- 1 Vapor IO Brings OpenDCRE to General Availability
- 2 VMware Takes the Wraps Off vRealize Automation and vRealize Business
- 3 Microsoft Previews Hyper-V Containers for Windows Server 2016
- 4 Mirantis Led FUEL Project Gets Installed Under OpenStack Big Tent
- 5 Red Hat Enterprise Linux 7.2 Adds Security, DR Features
What, VMware Worry?
"What, me worry?" is the signature phrase of Mad Magazine's Alfred E. Neuman. It probably also sums up VMware's reaction to Gartner's latest assessment of the server virtualization market.The virtualization kingpin has company in the Leaders' Quadrant of Gartner's x86 server virtualization Magic Quadrant. With Citrix and Microsoft in its square, shouldn't VMware be at least a little concerned?

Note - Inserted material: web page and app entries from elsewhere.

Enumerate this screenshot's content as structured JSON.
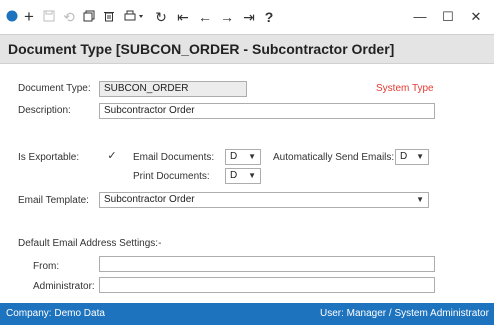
{
  "toolbar": {
    "icons": [
      "circle-icon",
      "add-icon",
      "save-icon",
      "undo-icon",
      "copy-icon",
      "delete-icon",
      "print-icon",
      "refresh-icon",
      "first-record-icon",
      "previous-record-icon",
      "next-record-icon",
      "last-record-icon",
      "help-icon"
    ],
    "help_label": "?",
    "accent": "#1e73be"
  },
  "window": {
    "minimize": "—",
    "maximize": "☐",
    "close": "✕"
  },
  "header": {
    "title": "Document Type [SUBCON_ORDER - Subcontractor Order]"
  },
  "form": {
    "document_type": {
      "label": "Document Type:",
      "value": "SUBCON_ORDER"
    },
    "system_type": "System Type",
    "description": {
      "label": "Description:",
      "value": "Subcontractor Order"
    },
    "is_exportable": {
      "label": "Is Exportable:",
      "checked": "✓"
    },
    "email_documents": {
      "label": "Email Documents:",
      "value": "D"
    },
    "auto_send_emails": {
      "label": "Automatically Send Emails:",
      "value": "D"
    },
    "print_documents": {
      "label": "Print Documents:",
      "value": "D"
    },
    "email_template": {
      "label": "Email Template:",
      "value": "Subcontractor Order"
    },
    "default_email_heading": "Default Email Address Settings:-",
    "from": {
      "label": "From:",
      "value": ""
    },
    "administrator": {
      "label": "Administrator:",
      "value": ""
    }
  },
  "status": {
    "company": "Company:  Demo Data",
    "user": "User:  Manager  /  System Administrator"
  }
}
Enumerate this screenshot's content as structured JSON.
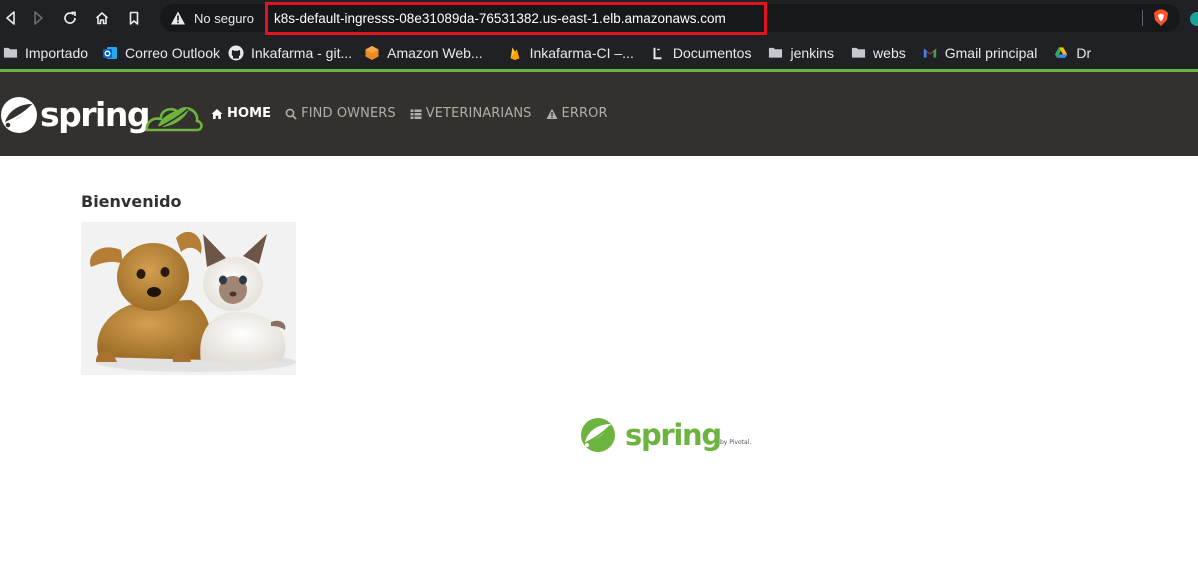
{
  "browser": {
    "security_label": "No seguro",
    "url": "k8s-default-ingresss-08e31089da-76531382.us-east-1.elb.amazonaws.com"
  },
  "bookmarks": [
    {
      "label": "Importado",
      "icon": "folder-icon"
    },
    {
      "label": "Correo Outlook",
      "icon": "outlook-icon"
    },
    {
      "label": "Inkafarma - git...",
      "icon": "github-icon"
    },
    {
      "label": "Amazon Web...",
      "icon": "aws-icon"
    },
    {
      "label": "Inkafarma-CI –...",
      "icon": "firebase-icon"
    },
    {
      "label": "Documentos",
      "icon": "docs-icon"
    },
    {
      "label": "jenkins",
      "icon": "folder-icon"
    },
    {
      "label": "webs",
      "icon": "folder-icon"
    },
    {
      "label": "Gmail principal",
      "icon": "gmail-icon"
    },
    {
      "label": "Dr",
      "icon": "drive-icon"
    }
  ],
  "nav": {
    "home": "HOME",
    "find_owners": "FIND OWNERS",
    "veterinarians": "VETERINARIANS",
    "error": "ERROR"
  },
  "main": {
    "welcome": "Bienvenido"
  },
  "logos": {
    "brand": "spring",
    "footer": "spring",
    "footer_by": "by Pivotal."
  },
  "colors": {
    "spring_green": "#6db33f",
    "navbar_bg": "#34302d",
    "highlight_red": "#e0141c"
  }
}
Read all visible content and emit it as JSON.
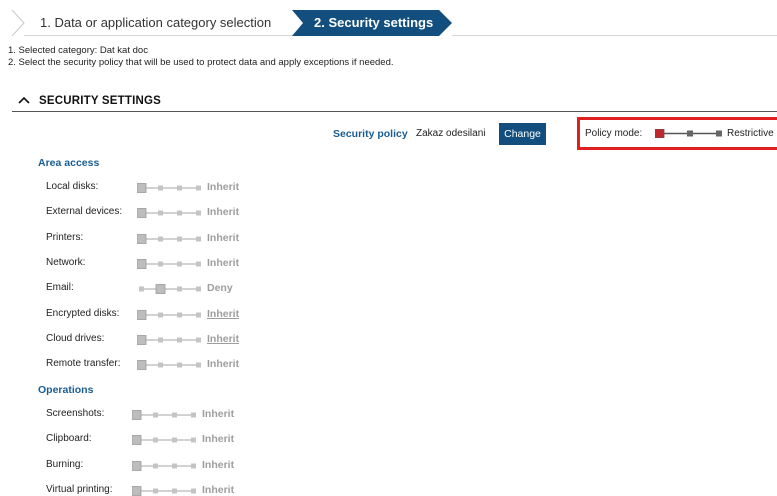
{
  "wizard": {
    "steps": [
      {
        "label": "1. Data or application category selection",
        "active": false
      },
      {
        "label": "2. Security settings",
        "active": true
      }
    ],
    "active_color": "#124f7e"
  },
  "instructions": [
    "1. Selected category: Dat kat doc",
    "2. Select the security policy that will be used to protect data and apply exceptions if needed."
  ],
  "section": {
    "title": "SECURITY SETTINGS",
    "expanded": true
  },
  "policy": {
    "label": "Security policy",
    "value": "Zakaz odesilani",
    "change_label": "Change",
    "mode_label": "Policy mode:",
    "mode_value": "Restrictive",
    "mode_level": 0,
    "highlight_color": "#e02020"
  },
  "area_access": {
    "heading": "Area access",
    "items": [
      {
        "label": "Local disks:",
        "value": "Inherit",
        "level": 0,
        "link": false
      },
      {
        "label": "External devices:",
        "value": "Inherit",
        "level": 0,
        "link": false
      },
      {
        "label": "Printers:",
        "value": "Inherit",
        "level": 0,
        "link": false
      },
      {
        "label": "Network:",
        "value": "Inherit",
        "level": 0,
        "link": false
      },
      {
        "label": "Email:",
        "value": "Deny",
        "level": 1,
        "link": false
      },
      {
        "label": "Encrypted disks:",
        "value": "Inherit",
        "level": 0,
        "link": true
      },
      {
        "label": "Cloud drives:",
        "value": "Inherit",
        "level": 0,
        "link": true
      },
      {
        "label": "Remote transfer:",
        "value": "Inherit",
        "level": 0,
        "link": false
      }
    ]
  },
  "operations": {
    "heading": "Operations",
    "items": [
      {
        "label": "Screenshots:",
        "value": "Inherit",
        "level": 0,
        "link": false
      },
      {
        "label": "Clipboard:",
        "value": "Inherit",
        "level": 0,
        "link": false
      },
      {
        "label": "Burning:",
        "value": "Inherit",
        "level": 0,
        "link": false
      },
      {
        "label": "Virtual printing:",
        "value": "Inherit",
        "level": 0,
        "link": false
      }
    ]
  }
}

VMware dominates this market, and it's long been the only leader, as defined by one of Gartner's famous Magic Quadrants. But the latest Magic Quadrant for x86 Server Virtualization Infrastructure report, published last week, adds Microsoft and Citrix to the coveted top-right Leaders section.
Microsoft (NASDAQ: MSFT) and Citrix (NASDAQ: CTXS) are, in other words, catching up with VMware's virtualization technology. "Although market share leader VMware (NYSE: VMW) continues to set the standard in products and the pace in terms of strategy, Microsoft has increased its market share (especially among midmarket customers new to virtualization), and Citrix is leveraging its desktop virtualization strengths and its free XenServer offering to expand its server virtualization share," says the report.
It's no surprise that competition has heated up -- everyone wants a share of the server virtualization bonanza. Right now, about 40 percent of x86 architecture workloads have been virtualized, and the installed base is expected to grow by 500 percent from 2010 to 2015 as the number of workloads grows and virtualization levels reach more than 75 percent, Gartner (NYSE:IT)reckons.
But VMware doesn't to be worried by all this because it's playing the same game Apple perfected with its iPhone and iPod products. That game involves defining a market, waiting until competitors are about to catch up and then redefining the market by forging ahead -- the classic tactic of ensuring victory by moving the goalposts. (Anyone remember Microsoft's Zune? It was a credible competitor to Apple's original iPods, but it looked obsolete almost as soon as it was introduced because Apple launched the touchscreen-equipped, app-capable iPod Touch.)
What's happened in the server virtualization market is that Microsoft's Hyper-V is now becoming a credible alternative to VMware for bog standard server virtualization in mid-market or branch office deployments -- thanks in part to the inclusion of important embedded server virtualization management technologies like Live Migration (equivalent to VMware's vMotion) and a credible management tool in System Center Virtual Machine Manager. It has the additional benefit of being lower cost than VMware, although Gartner points out that its low price is also a weakness when it comes to influencing the channel to promote Hyper-V rather than VMware.
And let's not forget Citrix, which also offers what Gartner regards as rich product capabilities for relatively low cost (or even for free).
Even so, VMware is still doing well. Gartner said the company "seems to be winning at least 60 percent of new midmarket customers -- in large part due to a well-structured channel, but also due to strong mind share developed over the past 10 years."
But that's not the reason VMware isn't worried.
No, the reason is that VMware has moved the goalposts from old-fashioned server virtualization, and it is now busy talking about the cloud. More to the point, it's actually delivering an entire enterprise hybrid cloud solution.
Sure, Citrix announced Project Olympus, a commercial offering of the OpenStack cloud platform, although there's not much to show for all the talk yet. And Gartner points out that in the past year Microsoft has begun to lay out a broader virtualization roadmap for cloud computing, including Hyper-V Cloud, which includes some technology, white papers, consulting services and partnerships.
But VMware has been working on this for a couple of years already. For the private cloud, its software stack includes its hypervisor, vSphere and vCenter for resource management, vShield and vCenter Configuration Manager for security and compliance, vCloud Director for catalog-based service delivery and vCenter Chargeback and vCloud Request Manager for service approval and metering. Bridging the gap to the public cloud, VMware offers its vCloud API and its free vCloud Connector plugin, which enables the management of virtual machines running in a public cloud from within vCenter. Enterprises today have an increasing number of vCloud public cloud service providers to which they can move their clouds.
Citrix and Microsoft have good technology and credible roadmaps, so they will no doubt both get to where VMware is now -- perhaps even quite soon. But by then the company will most likely have moved the goalposts again. Alfred E. Neuman has no reason to worry. Nor does VMware.
Paul Rubens is a journalist based in Marlow on Thames, England. He has been programming, tinkering and generally sitting in front of computer screens since his first encounter with a DEC PDP-11 in 1979.